Bea’s large and diverse family could boast that they were the first African American family in the Hallsville/Marshall area to own a car! They were a family full of uniquely talented musicians, barbers, teachers, cooks and seamstresses.
After the tragic loss of her mother at age 10 ½, Beatrice left school to care for the 7 younger siblings while their father worked. She acquired the domestic life skills that would carry her through the rest of her many and varied working careers
To quote Thomas Edison,
“Opportunity is missed by most people because it is dressed in overalls and looks like work”
That was never the case with Beatrice…Opportunity was rarely missed and she was never a woman to shy away from hard work. Beatrice wore many hats growing up. She could butcher a hog, pick cotton, work in the fields, bake a cake, rock a baby and sew a dress- all in a day’s work.
She met and married John L. “Jack” Miles of Kilgore, Texas in April of 1930, (that marriage dissolved in 1949). They lived in a number of towns in the Harrison County area over the years including Hallsville, Marshall, Jefferson, Port Arthur, Philips and Borger to name a few. They had only one son together, John Leonard Miles Jr.
John-L was the light of her life and Bea worked hard to help produce a successful son on every level and assure that he received a proper education. And successful he was! John-L was the first African American student to graduate High School in Borger, TX. He went on to earn a B.A. at Bishop College in Marshall, TX and an MBA at Seattle University (Seattle, WA). He went on to teach and mentor inner-city youth as an administrator for the Seattle Public Schools for over 35 years.
As an adult and well past retirement age, Bea worked for nearly 4 decades for the L.R. “Babe” Spradling family of the Spradling Drilling Co. She was the head of domestic greatness for the Spradling family, overseeing all of the daily domestic operations and helping to raise two generations of their children.
Bea was always very generous and an extremely private woman. She was known to cook all night for her church and community but would refuse to accept recognition. She would rarely, if ever let a photo be taken of her. ( I was thrilled that she agreed to let me take the one above- and that... took months of begging)
Bea managed to create admirable success on little more than life skills and a 3rd grade education. She has always been an inspiration to those around her.
Bea was known to say, “It’s not how much you make or have in life - it’s how you manage it.”
She moved to Bellevue, WA in May of 2000 to be closer to her only son John-L and his family.
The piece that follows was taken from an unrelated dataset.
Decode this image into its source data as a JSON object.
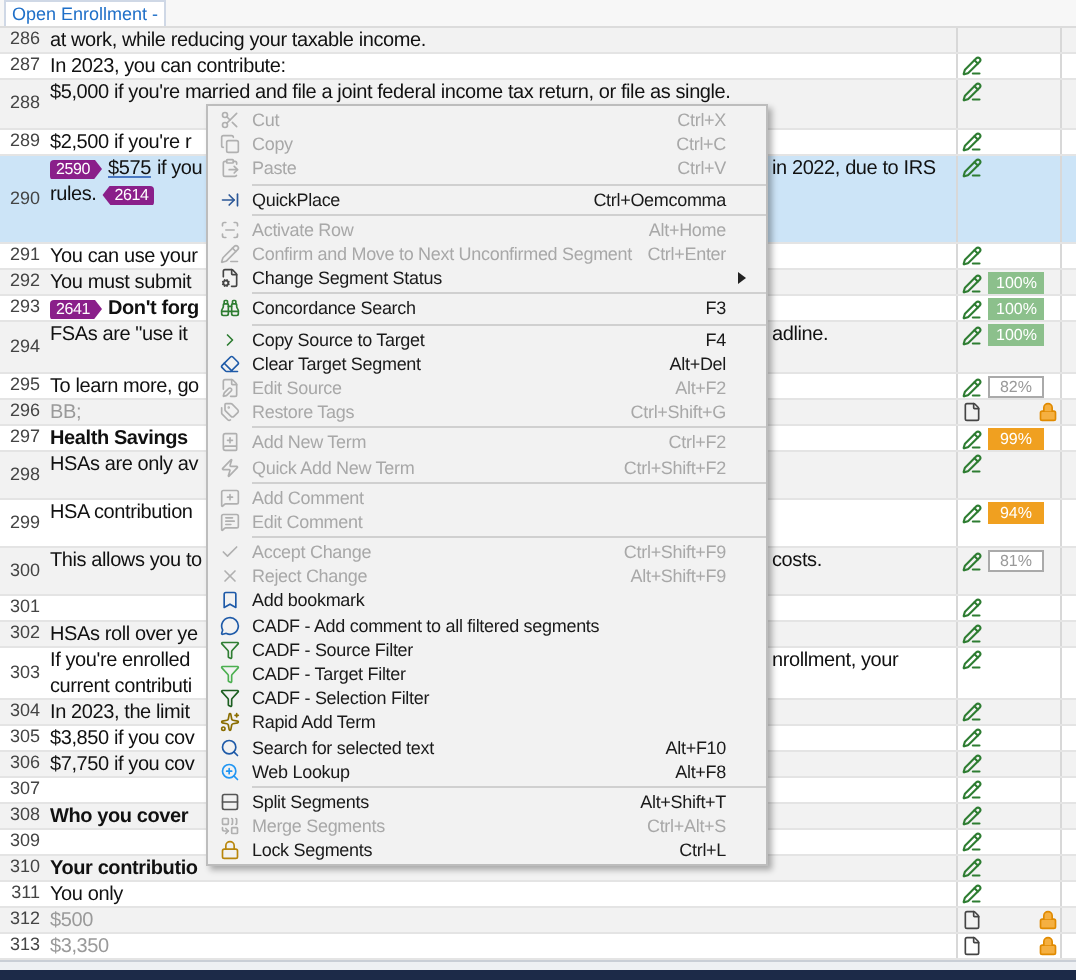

Bea is survived by her daughter-in-law Estella Miles, Grandsons John L. Miles III and Ronald G. Miles, Granddaughter Wanda E Miles, Great-Granddaughters Onika, Kendyl, Gabrielle and Kiana Miles all of the Greater Seattle area.
Bea’s storytelling and her famous sweet potato pies will be greatly missed.
Give 'em Hell G'ma... xoxo